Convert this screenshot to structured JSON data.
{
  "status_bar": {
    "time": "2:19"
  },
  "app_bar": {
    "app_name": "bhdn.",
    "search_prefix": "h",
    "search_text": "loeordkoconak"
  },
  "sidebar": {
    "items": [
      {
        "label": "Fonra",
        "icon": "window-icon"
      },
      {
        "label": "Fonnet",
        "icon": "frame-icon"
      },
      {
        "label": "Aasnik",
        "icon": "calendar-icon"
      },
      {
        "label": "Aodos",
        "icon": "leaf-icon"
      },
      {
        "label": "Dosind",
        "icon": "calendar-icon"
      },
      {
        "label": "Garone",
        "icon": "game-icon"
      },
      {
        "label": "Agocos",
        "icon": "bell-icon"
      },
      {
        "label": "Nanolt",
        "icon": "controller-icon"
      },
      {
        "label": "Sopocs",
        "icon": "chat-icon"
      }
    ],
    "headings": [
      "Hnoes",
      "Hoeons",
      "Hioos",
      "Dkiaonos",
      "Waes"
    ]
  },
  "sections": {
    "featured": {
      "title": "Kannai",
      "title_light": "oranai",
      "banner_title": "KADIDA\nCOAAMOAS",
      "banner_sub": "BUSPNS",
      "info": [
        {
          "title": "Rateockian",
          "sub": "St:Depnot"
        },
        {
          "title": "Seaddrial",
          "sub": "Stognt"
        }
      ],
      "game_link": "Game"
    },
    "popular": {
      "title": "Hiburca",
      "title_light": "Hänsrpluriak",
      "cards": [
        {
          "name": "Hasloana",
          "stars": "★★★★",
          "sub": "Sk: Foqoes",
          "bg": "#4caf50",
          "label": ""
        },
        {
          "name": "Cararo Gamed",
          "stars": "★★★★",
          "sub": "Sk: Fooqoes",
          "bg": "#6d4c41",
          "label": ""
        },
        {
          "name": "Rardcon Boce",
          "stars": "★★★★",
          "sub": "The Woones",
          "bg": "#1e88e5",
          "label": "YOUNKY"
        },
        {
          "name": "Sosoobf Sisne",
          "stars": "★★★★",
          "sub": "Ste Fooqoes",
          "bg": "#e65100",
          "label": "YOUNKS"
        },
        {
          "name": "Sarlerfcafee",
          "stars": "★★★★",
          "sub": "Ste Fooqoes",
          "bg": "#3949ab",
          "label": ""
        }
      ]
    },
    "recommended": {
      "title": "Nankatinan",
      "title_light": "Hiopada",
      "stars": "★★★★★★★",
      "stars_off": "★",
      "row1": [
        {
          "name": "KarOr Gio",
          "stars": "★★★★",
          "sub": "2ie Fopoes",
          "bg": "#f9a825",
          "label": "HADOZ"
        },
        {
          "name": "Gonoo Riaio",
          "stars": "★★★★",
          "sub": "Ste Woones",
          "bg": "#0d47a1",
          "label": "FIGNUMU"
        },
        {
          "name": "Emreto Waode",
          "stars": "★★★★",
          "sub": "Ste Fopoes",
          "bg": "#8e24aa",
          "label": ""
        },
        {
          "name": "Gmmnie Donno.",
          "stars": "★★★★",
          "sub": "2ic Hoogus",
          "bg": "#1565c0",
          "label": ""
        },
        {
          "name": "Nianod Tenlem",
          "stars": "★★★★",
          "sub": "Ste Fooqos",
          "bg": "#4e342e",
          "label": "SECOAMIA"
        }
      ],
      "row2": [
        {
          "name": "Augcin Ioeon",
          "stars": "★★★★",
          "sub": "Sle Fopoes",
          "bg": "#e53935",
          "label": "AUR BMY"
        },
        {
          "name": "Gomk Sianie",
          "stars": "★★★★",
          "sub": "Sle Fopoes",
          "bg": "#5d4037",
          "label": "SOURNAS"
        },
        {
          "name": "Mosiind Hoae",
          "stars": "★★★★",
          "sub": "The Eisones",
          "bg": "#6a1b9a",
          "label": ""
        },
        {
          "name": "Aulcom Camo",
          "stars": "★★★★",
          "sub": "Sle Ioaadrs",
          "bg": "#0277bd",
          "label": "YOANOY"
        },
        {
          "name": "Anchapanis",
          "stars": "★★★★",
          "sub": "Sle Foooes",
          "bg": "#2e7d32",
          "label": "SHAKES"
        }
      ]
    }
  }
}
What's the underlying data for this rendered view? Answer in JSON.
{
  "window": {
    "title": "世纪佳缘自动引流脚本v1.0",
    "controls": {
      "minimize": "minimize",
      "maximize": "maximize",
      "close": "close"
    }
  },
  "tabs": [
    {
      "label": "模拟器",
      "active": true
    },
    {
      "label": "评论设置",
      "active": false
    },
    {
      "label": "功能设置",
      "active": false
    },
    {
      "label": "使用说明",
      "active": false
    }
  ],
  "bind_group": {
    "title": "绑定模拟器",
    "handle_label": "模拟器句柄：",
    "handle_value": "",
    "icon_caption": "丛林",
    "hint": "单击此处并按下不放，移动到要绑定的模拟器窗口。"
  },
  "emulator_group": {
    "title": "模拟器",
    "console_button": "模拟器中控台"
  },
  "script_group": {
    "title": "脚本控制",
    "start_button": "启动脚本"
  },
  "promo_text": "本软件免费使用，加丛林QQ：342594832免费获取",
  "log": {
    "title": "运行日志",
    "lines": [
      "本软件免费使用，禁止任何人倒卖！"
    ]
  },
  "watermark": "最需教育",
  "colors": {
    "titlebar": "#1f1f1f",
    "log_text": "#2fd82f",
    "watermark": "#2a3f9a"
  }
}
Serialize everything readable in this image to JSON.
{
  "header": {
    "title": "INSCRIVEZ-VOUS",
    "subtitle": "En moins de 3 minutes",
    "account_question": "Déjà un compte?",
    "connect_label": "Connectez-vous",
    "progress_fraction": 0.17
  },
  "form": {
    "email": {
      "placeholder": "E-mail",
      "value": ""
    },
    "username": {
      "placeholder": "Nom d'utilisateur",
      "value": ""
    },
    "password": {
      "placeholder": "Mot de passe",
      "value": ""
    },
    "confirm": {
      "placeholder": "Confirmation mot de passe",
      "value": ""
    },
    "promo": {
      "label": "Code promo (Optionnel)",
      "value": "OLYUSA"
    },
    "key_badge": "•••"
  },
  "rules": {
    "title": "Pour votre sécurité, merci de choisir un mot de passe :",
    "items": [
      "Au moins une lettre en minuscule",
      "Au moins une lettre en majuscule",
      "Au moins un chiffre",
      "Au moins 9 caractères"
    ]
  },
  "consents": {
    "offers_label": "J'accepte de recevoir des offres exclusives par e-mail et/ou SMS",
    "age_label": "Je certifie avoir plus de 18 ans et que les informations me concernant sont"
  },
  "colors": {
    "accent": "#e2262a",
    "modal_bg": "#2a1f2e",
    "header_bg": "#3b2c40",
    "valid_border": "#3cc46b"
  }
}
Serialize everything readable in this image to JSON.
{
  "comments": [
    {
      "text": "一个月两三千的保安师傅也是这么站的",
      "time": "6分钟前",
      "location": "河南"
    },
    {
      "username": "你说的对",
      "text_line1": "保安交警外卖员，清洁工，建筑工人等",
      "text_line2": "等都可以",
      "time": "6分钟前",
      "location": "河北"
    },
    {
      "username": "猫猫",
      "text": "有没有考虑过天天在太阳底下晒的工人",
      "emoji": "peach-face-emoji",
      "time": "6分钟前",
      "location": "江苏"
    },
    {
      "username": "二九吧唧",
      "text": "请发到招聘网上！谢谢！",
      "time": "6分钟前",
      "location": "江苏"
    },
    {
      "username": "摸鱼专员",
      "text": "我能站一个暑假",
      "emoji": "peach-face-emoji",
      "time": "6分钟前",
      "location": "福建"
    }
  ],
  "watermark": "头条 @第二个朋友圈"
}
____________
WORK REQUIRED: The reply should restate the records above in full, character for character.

FINISHED EXERCISE:
Convert this screenshot to structured JSON data.
{
  "status_bar": {
    "time": "2:19"
  },
  "app_bar": {
    "app_name": "bhdn.",
    "search_prefix": "h",
    "search_text": "loeordkoconak"
  },
  "sidebar": {
    "items": [
      {
        "label": "Fonra",
        "icon": "window-icon"
      },
      {
        "label": "Fonnet",
        "icon": "frame-icon"
      },
      {
        "label": "Aasnik",
        "icon": "calendar-icon"
      },
      {
        "label": "Aodos",
        "icon": "leaf-icon"
      },
      {
        "label": "Dosind",
        "icon": "calendar-icon"
      },
      {
        "label": "Garone",
        "icon": "game-icon"
      },
      {
        "label": "Agocos",
        "icon": "bell-icon"
      },
      {
        "label": "Nanolt",
        "icon": "controller-icon"
      },
      {
        "label": "Sopocs",
        "icon": "chat-icon"
      }
    ],
    "headings": [
      "Hnoes",
      "Hoeons",
      "Hioos",
      "Dkiaonos",
      "Waes"
    ]
  },
  "sections": {
    "featured": {
      "title": "Kannai",
      "title_light": "oranai",
      "banner_title": "KADIDA\nCOAAMOAS",
      "banner_sub": "BUSPNS",
      "info": [
        {
          "title": "Rateockian",
          "sub": "St:Depnot"
        },
        {
          "title": "Seaddrial",
          "sub": "Stognt"
        }
      ],
      "game_link": "Game"
    },
    "popular": {
      "title": "Hiburca",
      "title_light": "Hänsrpluriak",
      "cards": [
        {
          "name": "Hasloana",
          "stars": "★★★★",
          "sub": "Sk: Foqoes",
          "bg": "#4caf50",
          "label": ""
        },
        {
          "name": "Cararo Gamed",
          "stars": "★★★★",
          "sub": "Sk: Fooqoes",
          "bg": "#6d4c41",
          "label": ""
        },
        {
          "name": "Rardcon Boce",
          "stars": "★★★★",
          "sub": "The Woones",
          "bg": "#1e88e5",
          "label": "YOUNKY"
        },
        {
          "name": "Sosoobf Sisne",
          "stars": "★★★★",
          "sub": "Ste Fooqoes",
          "bg": "#e65100",
          "label": "YOUNKS"
        },
        {
          "name": "Sarlerfcafee",
          "stars": "★★★★",
          "sub": "Ste Fooqoes",
          "bg": "#3949ab",
          "label": ""
        }
      ]
    },
    "recommended": {
      "title": "Nankatinan",
      "title_light": "Hiopada",
      "stars": "★★★★★★★",
      "stars_off": "★",
      "row1": [
        {
          "name": "KarOr Gio",
          "stars": "★★★★",
          "sub": "2ie Fopoes",
          "bg": "#f9a825",
          "label": "HADOZ"
        },
        {
          "name": "Gonoo Riaio",
          "stars": "★★★★",
          "sub": "Ste Woones",
          "bg": "#0d47a1",
          "label": "FIGNUMU"
        },
        {
          "name": "Emreto Waode",
          "stars": "★★★★",
          "sub": "Ste Fopoes",
          "bg": "#8e24aa",
          "label": ""
        },
        {
          "name": "Gmmnie Donno.",
          "stars": "★★★★",
          "sub": "2ic Hoogus",
          "bg": "#1565c0",
          "label": ""
        },
        {
          "name": "Nianod Tenlem",
          "stars": "★★★★",
          "sub": "Ste Fooqos",
          "bg": "#4e342e",
          "label": "SECOAMIA"
        }
      ],
      "row2": [
        {
          "name": "Augcin Ioeon",
          "stars": "★★★★",
          "sub": "Sle Fopoes",
          "bg": "#e53935",
          "label": "AUR BMY"
        },
        {
          "name": "Gomk Sianie",
          "stars": "★★★★",
          "sub": "Sle Fopoes",
          "bg": "#5d4037",
          "label": "SOURNAS"
        },
        {
          "name": "Mosiind Hoae",
          "stars": "★★★★",
          "sub": "The Eisones",
          "bg": "#6a1b9a",
          "label": ""
        },
        {
          "name": "Aulcom Camo",
          "stars": "★★★★",
          "sub": "Sle Ioaadrs",
          "bg": "#0277bd",
          "label": "YOANOY"
        },
        {
          "name": "Anchapanis",
          "stars": "★★★★",
          "sub": "Sle Foooes",
          "bg": "#2e7d32",
          "label": "SHAKES"
        }
      ]
    }
  }
}
What's the underlying data for this rendered view? Answer in JSON.
{
  "window": {
    "title": "世纪佳缘自动引流脚本v1.0",
    "controls": {
      "minimize": "minimize",
      "maximize": "maximize",
      "close": "close"
    }
  },
  "tabs": [
    {
      "label": "模拟器",
      "active": true
    },
    {
      "label": "评论设置",
      "active": false
    },
    {
      "label": "功能设置",
      "active": false
    },
    {
      "label": "使用说明",
      "active": false
    }
  ],
  "bind_group": {
    "title": "绑定模拟器",
    "handle_label": "模拟器句柄：",
    "handle_value": "",
    "icon_caption": "丛林",
    "hint": "单击此处并按下不放，移动到要绑定的模拟器窗口。"
  },
  "emulator_group": {
    "title": "模拟器",
    "console_button": "模拟器中控台"
  },
  "script_group": {
    "title": "脚本控制",
    "start_button": "启动脚本"
  },
  "promo_text": "本软件免费使用，加丛林QQ：342594832免费获取",
  "log": {
    "title": "运行日志",
    "lines": [
      "本软件免费使用，禁止任何人倒卖！"
    ]
  },
  "watermark": "最需教育",
  "colors": {
    "titlebar": "#1f1f1f",
    "log_text": "#2fd82f",
    "watermark": "#2a3f9a"
  }
}
Serialize everything readable in this image to JSON.
{
  "header": {
    "title": "INSCRIVEZ-VOUS",
    "subtitle": "En moins de 3 minutes",
    "account_question": "Déjà un compte?",
    "connect_label": "Connectez-vous",
    "progress_fraction": 0.17
  },
  "form": {
    "email": {
      "placeholder": "E-mail",
      "value": ""
    },
    "username": {
      "placeholder": "Nom d'utilisateur",
      "value": ""
    },
    "password": {
      "placeholder": "Mot de passe",
      "value": ""
    },
    "confirm": {
      "placeholder": "Confirmation mot de passe",
      "value": ""
    },
    "promo": {
      "label": "Code promo (Optionnel)",
      "value": "OLYUSA"
    },
    "key_badge": "•••"
  },
  "rules": {
    "title": "Pour votre sécurité, merci de choisir un mot de passe :",
    "items": [
      "Au moins une lettre en minuscule",
      "Au moins une lettre en majuscule",
      "Au moins un chiffre",
      "Au moins 9 caractères"
    ]
  },
  "consents": {
    "offers_label": "J'accepte de recevoir des offres exclusives par e-mail et/ou SMS",
    "age_label": "Je certifie avoir plus de 18 ans et que les informations me concernant sont"
  },
  "colors": {
    "accent": "#e2262a",
    "modal_bg": "#2a1f2e",
    "header_bg": "#3b2c40",
    "valid_border": "#3cc46b"
  }
}
Serialize everything readable in this image to JSON.
{
  "comments": [
    {
      "text": "一个月两三千的保安师傅也是这么站的",
      "time": "6分钟前",
      "location": "河南"
    },
    {
      "username": "你说的对",
      "text_line1": "保安交警外卖员，清洁工，建筑工人等",
      "text_line2": "等都可以",
      "time": "6分钟前",
      "location": "河北"
    },
    {
      "username": "猫猫",
      "text": "有没有考虑过天天在太阳底下晒的工人",
      "emoji": "peach-face-emoji",
      "time": "6分钟前",
      "location": "江苏"
    },
    {
      "username": "二九吧唧",
      "text": "请发到招聘网上！谢谢！",
      "time": "6分钟前",
      "location": "江苏"
    },
    {
      "username": "摸鱼专员",
      "text": "我能站一个暑假",
      "emoji": "peach-face-emoji",
      "time": "6分钟前",
      "location": "福建"
    }
  ],
  "watermark": "头条 @第二个朋友圈"
}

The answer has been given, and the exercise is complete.